Work item —
Search the listing below for the word "Teams", and copy every line in which it turns up.

Provided records —
<<<<
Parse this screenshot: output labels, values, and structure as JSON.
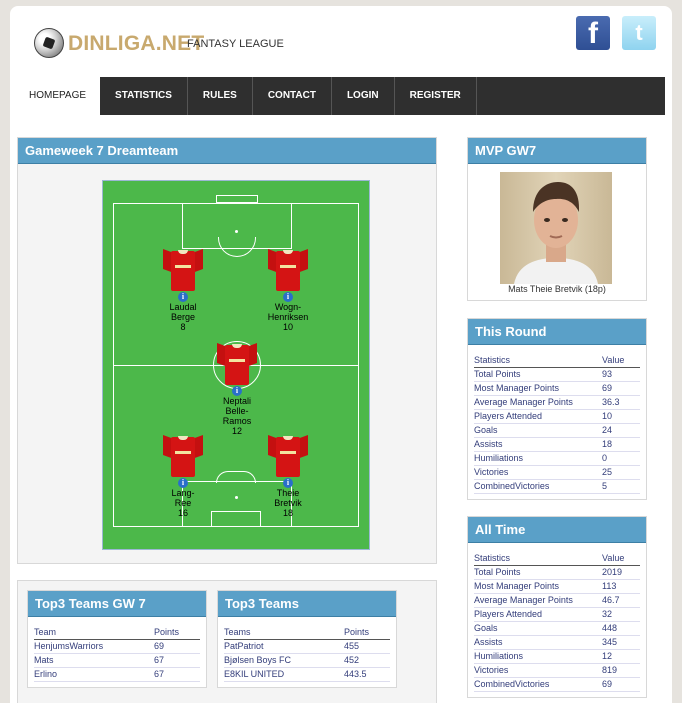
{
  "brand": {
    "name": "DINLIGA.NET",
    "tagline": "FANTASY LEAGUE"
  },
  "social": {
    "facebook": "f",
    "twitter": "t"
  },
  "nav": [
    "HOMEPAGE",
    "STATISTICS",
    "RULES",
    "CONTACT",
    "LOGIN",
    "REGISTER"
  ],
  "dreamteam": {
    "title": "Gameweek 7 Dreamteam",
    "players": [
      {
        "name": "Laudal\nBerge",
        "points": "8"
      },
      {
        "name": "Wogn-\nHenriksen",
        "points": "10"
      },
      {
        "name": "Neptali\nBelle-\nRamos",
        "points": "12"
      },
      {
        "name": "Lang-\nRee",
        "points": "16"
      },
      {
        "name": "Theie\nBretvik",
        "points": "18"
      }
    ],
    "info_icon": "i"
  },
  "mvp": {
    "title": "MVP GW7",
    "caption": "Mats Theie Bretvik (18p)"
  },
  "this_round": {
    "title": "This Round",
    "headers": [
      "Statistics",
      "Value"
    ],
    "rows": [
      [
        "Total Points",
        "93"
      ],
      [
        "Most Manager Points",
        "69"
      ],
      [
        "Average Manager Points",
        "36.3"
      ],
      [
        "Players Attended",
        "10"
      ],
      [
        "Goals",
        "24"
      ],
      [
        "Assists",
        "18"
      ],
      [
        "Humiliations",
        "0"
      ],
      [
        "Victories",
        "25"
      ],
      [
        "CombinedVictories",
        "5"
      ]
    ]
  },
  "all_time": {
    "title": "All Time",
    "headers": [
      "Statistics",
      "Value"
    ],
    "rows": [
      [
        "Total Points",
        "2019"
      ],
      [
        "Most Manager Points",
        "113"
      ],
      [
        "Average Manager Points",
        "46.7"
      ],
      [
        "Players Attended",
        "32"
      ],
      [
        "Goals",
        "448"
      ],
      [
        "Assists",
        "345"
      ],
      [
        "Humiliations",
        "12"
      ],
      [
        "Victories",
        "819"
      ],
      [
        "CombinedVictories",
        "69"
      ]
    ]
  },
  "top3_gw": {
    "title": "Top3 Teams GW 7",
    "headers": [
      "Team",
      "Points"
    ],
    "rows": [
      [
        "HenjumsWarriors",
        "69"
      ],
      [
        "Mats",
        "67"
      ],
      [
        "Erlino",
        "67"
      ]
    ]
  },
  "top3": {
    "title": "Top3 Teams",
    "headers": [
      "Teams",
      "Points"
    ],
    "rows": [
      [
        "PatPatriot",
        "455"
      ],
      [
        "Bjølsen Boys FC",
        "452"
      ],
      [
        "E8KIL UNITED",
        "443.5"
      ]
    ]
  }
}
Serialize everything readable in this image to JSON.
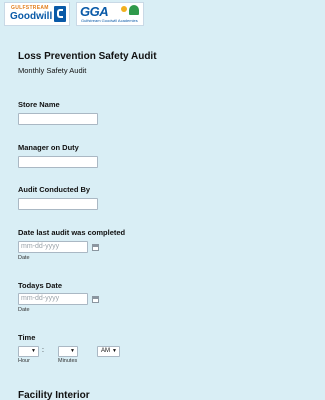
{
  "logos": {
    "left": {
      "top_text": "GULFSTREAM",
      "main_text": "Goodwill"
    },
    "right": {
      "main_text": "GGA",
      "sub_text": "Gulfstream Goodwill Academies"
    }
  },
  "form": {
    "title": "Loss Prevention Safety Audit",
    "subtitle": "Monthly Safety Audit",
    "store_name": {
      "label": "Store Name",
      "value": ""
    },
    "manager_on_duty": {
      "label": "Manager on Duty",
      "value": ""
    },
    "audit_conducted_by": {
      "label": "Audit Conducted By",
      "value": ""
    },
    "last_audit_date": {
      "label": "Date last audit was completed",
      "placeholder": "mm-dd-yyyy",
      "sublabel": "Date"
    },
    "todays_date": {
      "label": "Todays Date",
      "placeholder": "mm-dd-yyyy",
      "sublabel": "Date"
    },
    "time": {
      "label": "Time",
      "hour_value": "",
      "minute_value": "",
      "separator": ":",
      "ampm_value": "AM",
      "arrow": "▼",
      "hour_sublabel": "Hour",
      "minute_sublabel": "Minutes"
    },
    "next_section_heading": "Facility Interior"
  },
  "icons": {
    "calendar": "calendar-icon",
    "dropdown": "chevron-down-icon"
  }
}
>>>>
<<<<
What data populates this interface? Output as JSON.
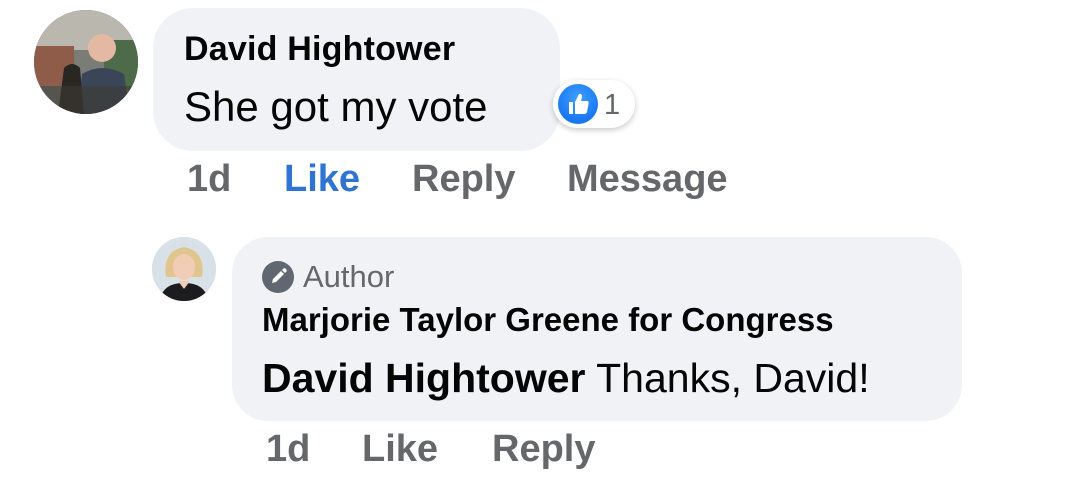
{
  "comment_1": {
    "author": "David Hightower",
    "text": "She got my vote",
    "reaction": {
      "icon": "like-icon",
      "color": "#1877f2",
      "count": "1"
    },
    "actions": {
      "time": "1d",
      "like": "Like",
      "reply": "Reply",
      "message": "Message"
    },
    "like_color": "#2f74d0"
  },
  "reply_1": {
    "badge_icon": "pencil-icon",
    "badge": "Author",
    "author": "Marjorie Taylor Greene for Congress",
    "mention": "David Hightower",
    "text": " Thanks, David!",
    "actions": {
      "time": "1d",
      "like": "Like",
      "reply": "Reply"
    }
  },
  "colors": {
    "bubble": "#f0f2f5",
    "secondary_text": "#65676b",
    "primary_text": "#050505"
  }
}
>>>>
Answer to the problem —
    "title": "Top3 Teams GW 7",
    "title": "Top3 Teams",
      "Teams",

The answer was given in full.